The shift of cell manufacturing to Southeast Asia became a focus for Chinese module suppliers with global supply aspirations, needing to have cells and modules produced outside China and Taiwan, in order to avoid anti-dumping related import tariffs to Europe and the US. Image: LG
Capital expenditure (capex) for solar cell manufacturing is to see increased contributions in 2017 from Vietnam, India and Thailand, expanding the global footprint of cell manufacturing outside China across different countries in the Asia region.
This is one of the key takeaways from the new release of the PV Manufacturing & Technology Quarterly report by the in-house market research division of PV-Tech’s parent company, Solar Media Ltd.
The themes are also highly topical as they form a key part of the PV CellTech conference in Penang, Malaysia on 14-15 March 2017, where CTOs and Heads of R&D from the leading wafer and cell producers will be on stage talking about their company’s technologies and roadmaps.
The shift of cell manufacturing to Southeast Asia became a focus for Chinese module suppliers with global supply aspirations, needing to have cells and modules produced outside China and Taiwan, in order to avoid anti-dumping related import tariffs to Europe and the US.
Here is the graphic (below) that shows very clearly what has been happening with cell capex, where the underlying data is derived bottom-up from a detailed analysis across more than 100 companies shaping the landscape of cell production and shipments today.
The geographic breakdown of c-Si cell capex for 2015 to 2017, revealing a broader range of countries across Asia where solar cells will be produced from 2017 onwards.
Capex in 2015 was still dominated by China, as domestic demand for solar cells was kept strong by local market activity. A huge portion of the China 2015 and 2016 cell capex was from Chinese cell and module producers that have no presence outside China. Much of the equipment spending here went purely to Chinese based tool suppliers, now covering Chinese made screen-printers, with Maxwell Technologies taking significant business in China that a few years ago was owned mainly by the Baccini operations of Applied Materials. Diffusion furnaces, PECVD and wet benches for many of the China-only companies are also a local affair.
In 2015, Malaysia became the big focus for Chinese companies (and some Taiwanese) to set up cell production in Southeast Asia. It was an obvious first choice, benefiting from the infrastructure and resources built around SunPower, Panasonic, Hanwha Q-CELLS and clusters of semiconductor manufacturers. This provided a strong uptick for cell capex from Malaysia, with European and US-based tool suppliers being the main beneficiaries.
2016 saw the first moves of activity from Vietnam, Thailand and India for new cell capex growth. The dynamics of each are very different, with some companies operating analogous to parent-owned job-shops, under a local name, and on the back of Chinese investment and control. Others appear to be more autonomous, albeit operating at arm’s-length from the OEM customers whose business is their very survival.

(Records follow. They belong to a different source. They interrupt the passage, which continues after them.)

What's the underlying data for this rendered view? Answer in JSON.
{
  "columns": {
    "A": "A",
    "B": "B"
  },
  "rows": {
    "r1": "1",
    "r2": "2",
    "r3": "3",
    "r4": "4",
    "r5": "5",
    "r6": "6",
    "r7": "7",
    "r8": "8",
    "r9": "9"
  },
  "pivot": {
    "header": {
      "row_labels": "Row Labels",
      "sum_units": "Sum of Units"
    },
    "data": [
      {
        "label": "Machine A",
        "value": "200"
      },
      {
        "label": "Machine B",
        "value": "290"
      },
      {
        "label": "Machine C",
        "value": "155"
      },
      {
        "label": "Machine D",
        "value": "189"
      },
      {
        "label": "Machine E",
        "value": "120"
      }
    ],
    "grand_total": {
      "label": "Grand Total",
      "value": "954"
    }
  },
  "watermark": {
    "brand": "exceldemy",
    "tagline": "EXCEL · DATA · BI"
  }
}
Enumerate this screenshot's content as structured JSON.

India is an altogether different proposition, with Adani doing what many had spoken about in India for the past 10 years, and many Chinese had said they wanted to do – set up a custom-built GW+ cell and module fab. Mundra puts India on the cell manufacturing roadmap in 2017, and this will help every other cell producer in India, not hinder them.
Korea of course operates with a different agenda to other countries in the region, and the spending uptick tends to come from strong investments from domestic industrial powerhouses, aligned with R&D and know-how staying firmly in the country. Within this category, we have LG Electronics. Expansions by LG Electronics don’t come cheap, and back-contact cells in mass production are far from easy as we know. So 2017 could see downward revisions from Korea, compared to what is shown.

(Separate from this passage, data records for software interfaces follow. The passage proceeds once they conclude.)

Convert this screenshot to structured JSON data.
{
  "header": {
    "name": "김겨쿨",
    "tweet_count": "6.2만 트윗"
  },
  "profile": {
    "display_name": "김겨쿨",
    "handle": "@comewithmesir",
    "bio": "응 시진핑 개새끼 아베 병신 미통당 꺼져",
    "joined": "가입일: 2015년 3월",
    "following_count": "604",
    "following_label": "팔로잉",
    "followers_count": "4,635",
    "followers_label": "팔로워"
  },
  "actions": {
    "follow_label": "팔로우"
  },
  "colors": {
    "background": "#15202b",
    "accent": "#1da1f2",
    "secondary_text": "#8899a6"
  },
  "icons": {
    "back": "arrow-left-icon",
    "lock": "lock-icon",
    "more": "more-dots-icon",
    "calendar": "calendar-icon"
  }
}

But from the graph above, it seems there are going to be seven major countries driving PV cell capex during 2017: a far cry from 2010 when all roads led to China and Taiwan. It is also one of the single biggest outcomes from the initial petition filed in the US to examine claims of anti-dumping for modules being shipped from China to the US.
Similar to the cell capex above, a full analysis of polysilicon, ingot, wafer, module and thin-film capex has been done by our research team and features in the latest PV Manufacturing & Technology Quarterly report, released this week.
One of the sessions at PV CellTech in Penang, 14-15 March 2017, has also been set aside for presentations from the leading cell manufacturers from India, Vietnam and Thailand, and where we have Adani, Boviet Solar, IndoSolar and Talesun among the key speakers. Almost every other major cell producer across Southeast Asia will be speaking at PV CellTech. Details on how to register to attend the event can be found here.
PV CellTech 2019 will explain the key issues driving solar cell production changes over the next 2-3 years, and what type of advanced cell types will gain market-share. Featuring the CTOs and heads of R&D from leading cell producers, equipment/material suppliers and research institutes, PV CellTech will again prove to be the must-attend solar cell manufacturing event of the year.